> Exercise details: Beginning with the line containing "Parse this screenshot: output" and ending at the last line of the data, set down every line exactly, leaving out all pictures.
═════ Material provided
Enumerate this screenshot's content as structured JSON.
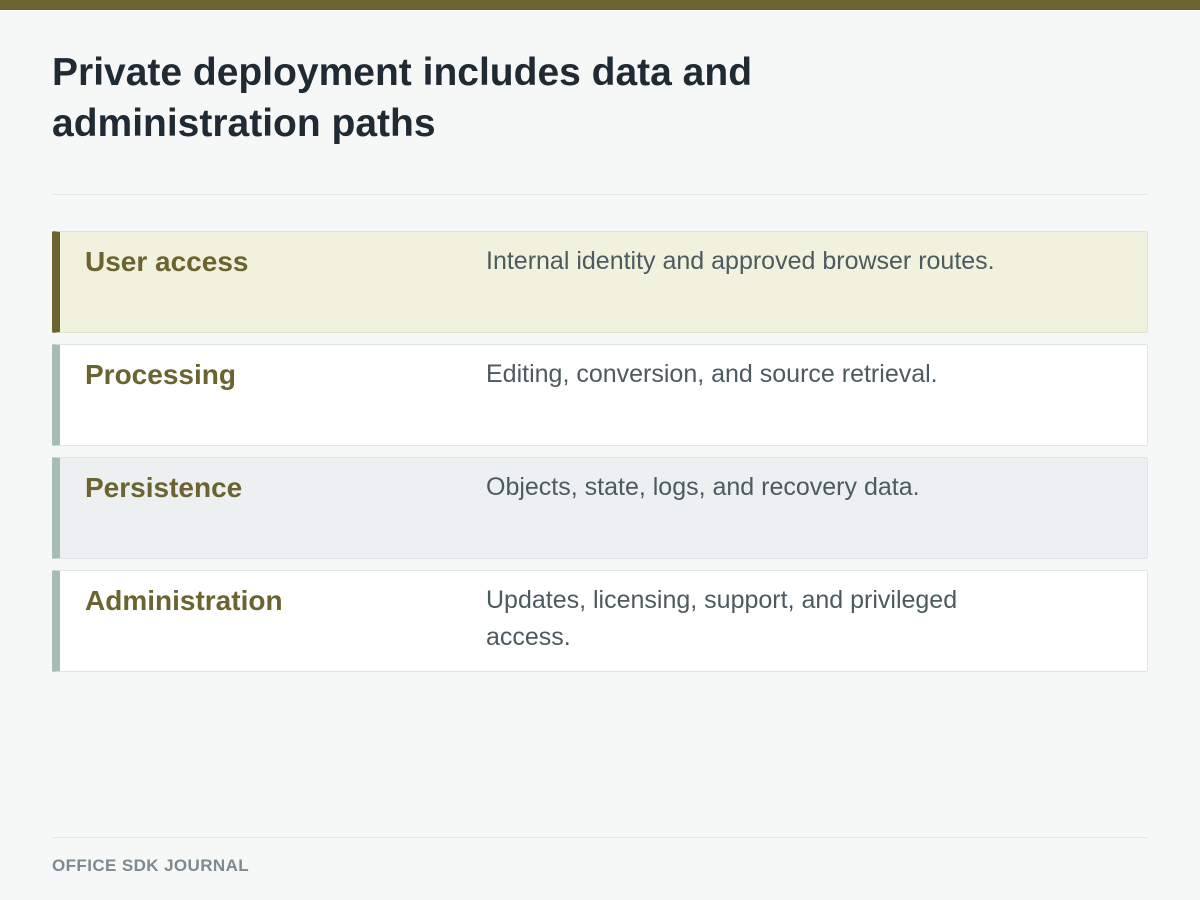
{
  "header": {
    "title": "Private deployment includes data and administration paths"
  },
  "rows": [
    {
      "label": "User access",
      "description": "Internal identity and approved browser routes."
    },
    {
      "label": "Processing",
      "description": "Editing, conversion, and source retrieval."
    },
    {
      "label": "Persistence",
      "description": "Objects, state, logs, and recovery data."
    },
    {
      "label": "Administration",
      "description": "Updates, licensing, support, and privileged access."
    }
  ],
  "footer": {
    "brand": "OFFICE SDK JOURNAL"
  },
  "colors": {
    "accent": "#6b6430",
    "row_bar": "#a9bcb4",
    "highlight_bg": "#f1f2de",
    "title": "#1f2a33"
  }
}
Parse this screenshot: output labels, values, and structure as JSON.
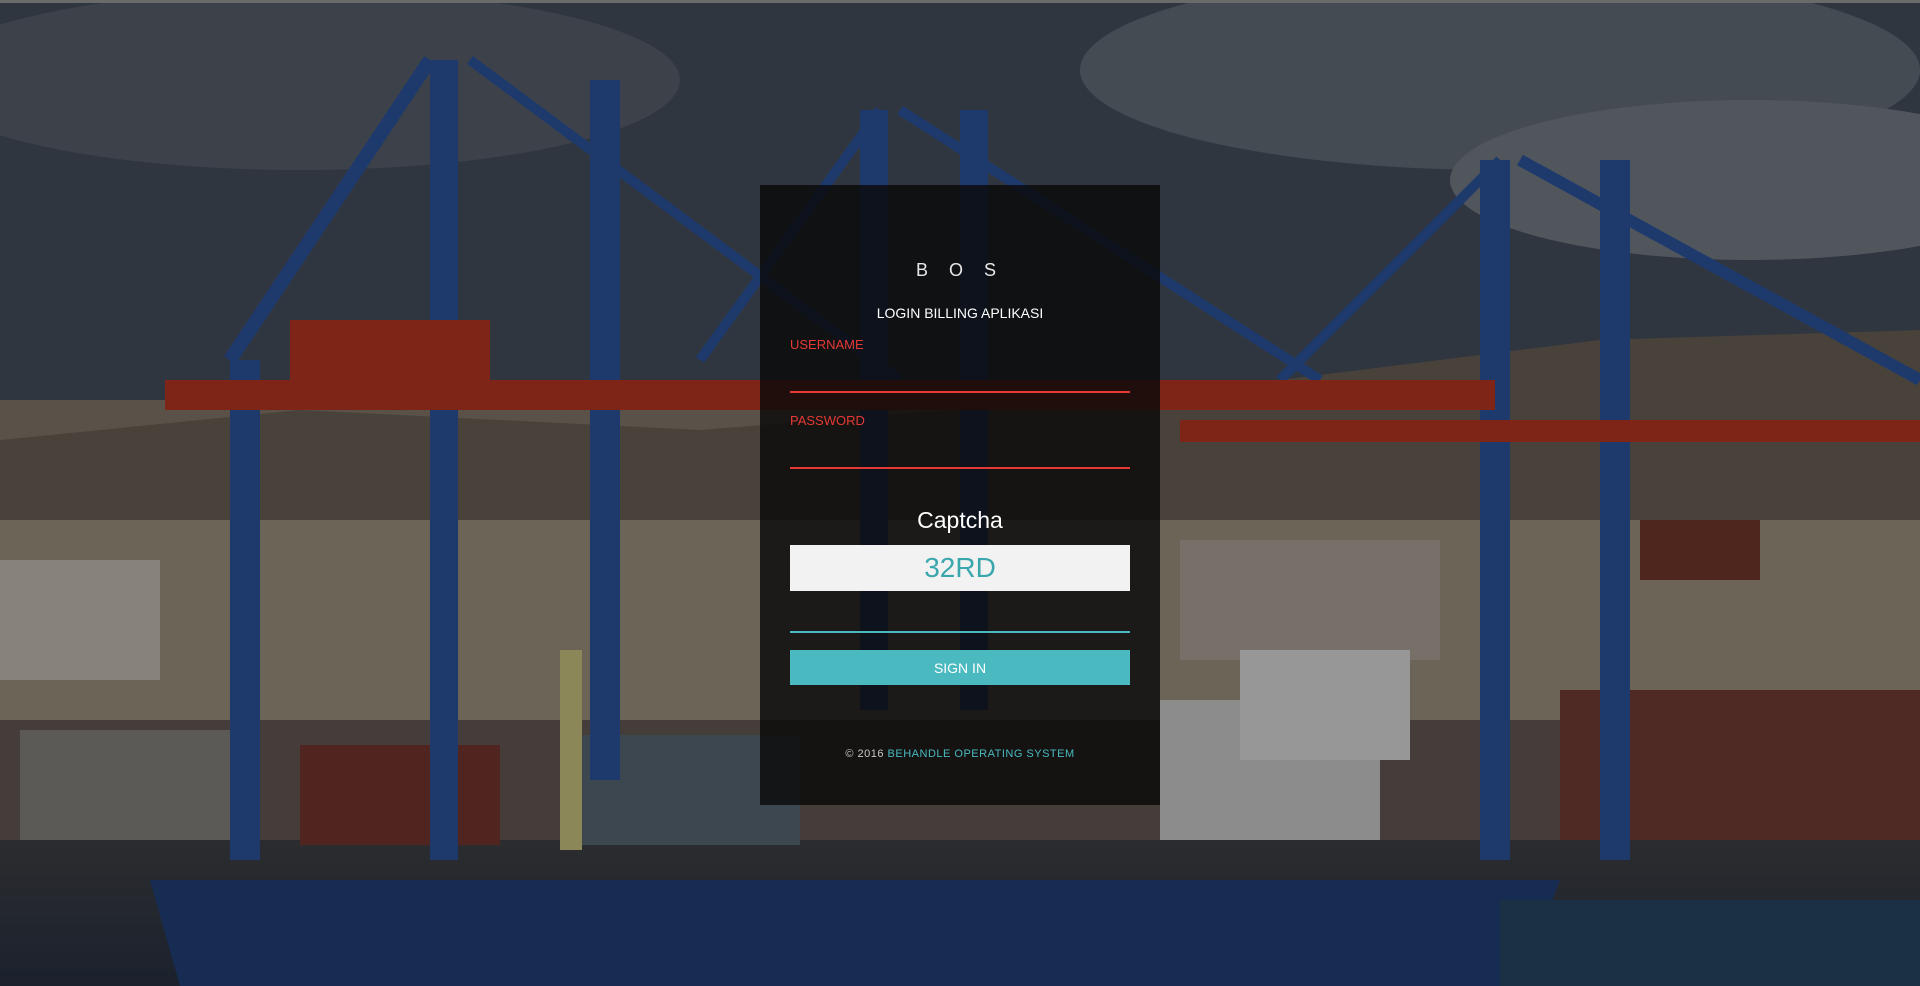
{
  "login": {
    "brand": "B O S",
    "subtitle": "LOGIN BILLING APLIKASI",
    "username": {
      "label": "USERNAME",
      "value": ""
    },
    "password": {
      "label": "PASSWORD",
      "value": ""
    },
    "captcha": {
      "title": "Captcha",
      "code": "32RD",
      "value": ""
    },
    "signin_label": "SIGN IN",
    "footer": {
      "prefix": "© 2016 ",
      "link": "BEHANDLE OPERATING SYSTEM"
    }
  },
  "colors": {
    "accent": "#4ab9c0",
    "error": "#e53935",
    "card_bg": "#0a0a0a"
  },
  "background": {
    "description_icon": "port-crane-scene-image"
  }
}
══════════
> Answer space:
Parse this screenshot: output labels, values, and structure as JSON.
{
  "login": {
    "brand": "B O S",
    "subtitle": "LOGIN BILLING APLIKASI",
    "username": {
      "label": "USERNAME",
      "value": ""
    },
    "password": {
      "label": "PASSWORD",
      "value": ""
    },
    "captcha": {
      "title": "Captcha",
      "code": "32RD",
      "value": ""
    },
    "signin_label": "SIGN IN",
    "footer": {
      "prefix": "© 2016 ",
      "link": "BEHANDLE OPERATING SYSTEM"
    }
  },
  "colors": {
    "accent": "#4ab9c0",
    "error": "#e53935",
    "card_bg": "#0a0a0a"
  },
  "background": {
    "description_icon": "port-crane-scene-image"
  }
}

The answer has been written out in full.